"Mayster," than sayd Lytell Johan, "And we our borde shall sprede, Tell us whether we shall gone, And what lyfe we shall lede;
"Where we shall take, where we shall leve, 45 Where we shall abide behynde, Where we shall robbe, where we shall reve, Where we shall bete and bynde."
"Therof no fors," said Robyn, "We shall do well ynough; 50 But loke ye do no housbonde harme That tylleth with his plough;
"No more ye shall no good yeman, That walketh by grene wode shawe, Ne no knyght, ne no squyer, 55 That wolde be a good felawe.
"These byshoppes, and thyse archebysshoppes, Ye shall them bete and bynde; The hye sheryfe of Notynghame, Hym holde in your mynde." 60
"This worde shall be holde," sayd Lytyll Johan, "And this lesson shall we lere; It is ferre dayes, god sende us a gest, That we were at our dynere."
"Take thy good bowe in thy hande," said Robyn, 65 "Let Moche wende with the, And so shall Wyllyam Scathelocke, And no man abyde with me:
"And walke up to the Sayles,[L69]
And so to Watlynge-strete,[L70] 70 And wayte after some unketh gest, Up-chaunce ye mowe them mete.
"Be he erle or ony barn, Abbot or ony knyght, Brynge hym to lodge to me, 75 Hys dyner shall be dyght."
They wente unto the Sayles, These yemen all thre, They loked est, they loked west, They myght no man see. 80
But as they loked in Barnysdale, By a derne strete, Then came there a knyght rydynge, Full sone they gan hym mete.

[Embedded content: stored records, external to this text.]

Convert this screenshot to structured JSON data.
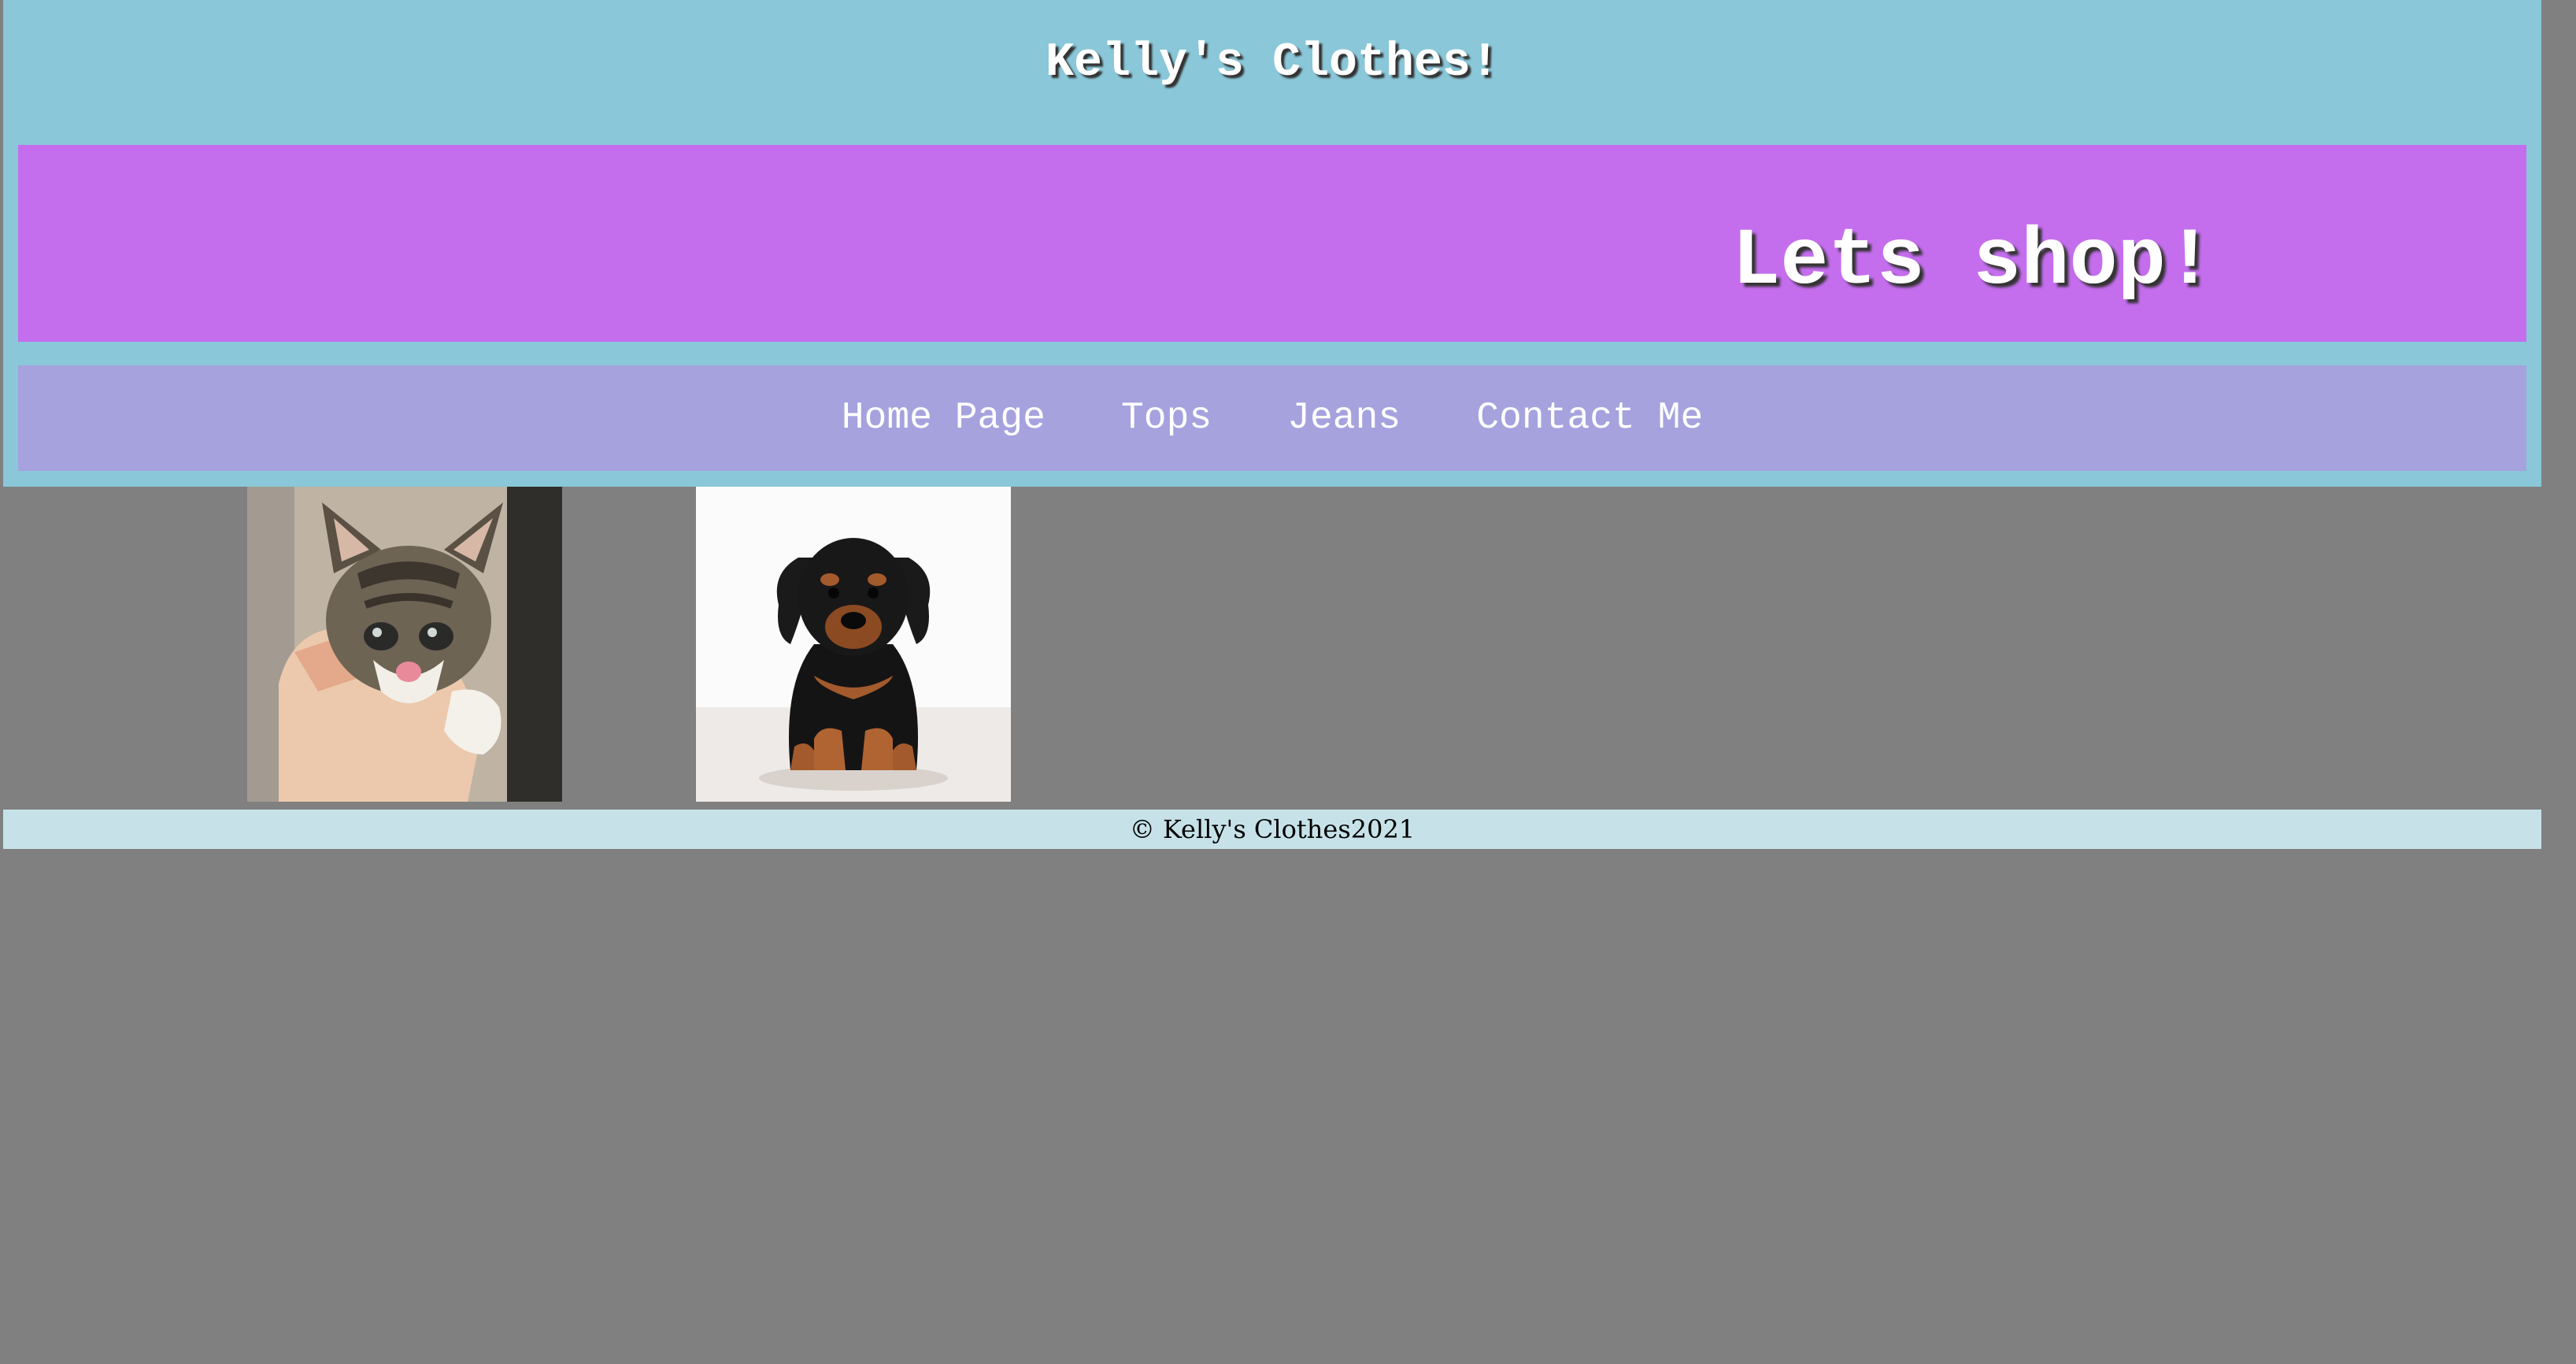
{
  "header": {
    "site_title": "Kelly's Clothes!",
    "banner_text": "Lets shop!"
  },
  "nav": {
    "items": [
      {
        "label": "Home Page"
      },
      {
        "label": "Tops"
      },
      {
        "label": "Jeans"
      },
      {
        "label": "Contact Me"
      }
    ]
  },
  "gallery": {
    "images": [
      {
        "icon": "kitten-photo"
      },
      {
        "icon": "puppy-photo"
      }
    ]
  },
  "footer": {
    "text": "© Kelly's Clothes2021"
  },
  "colors": {
    "page_background": "#808080",
    "header_background": "#89c7d9",
    "banner_background": "#c46eee",
    "nav_background": "#a5a2de",
    "footer_background": "#c6e2e8",
    "header_text": "#ffffff"
  }
}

All dreri then was his semblaunte,[L85] 85 And lytell was hys pryde, Hys one fote in the sterope stode, That other waved besyde.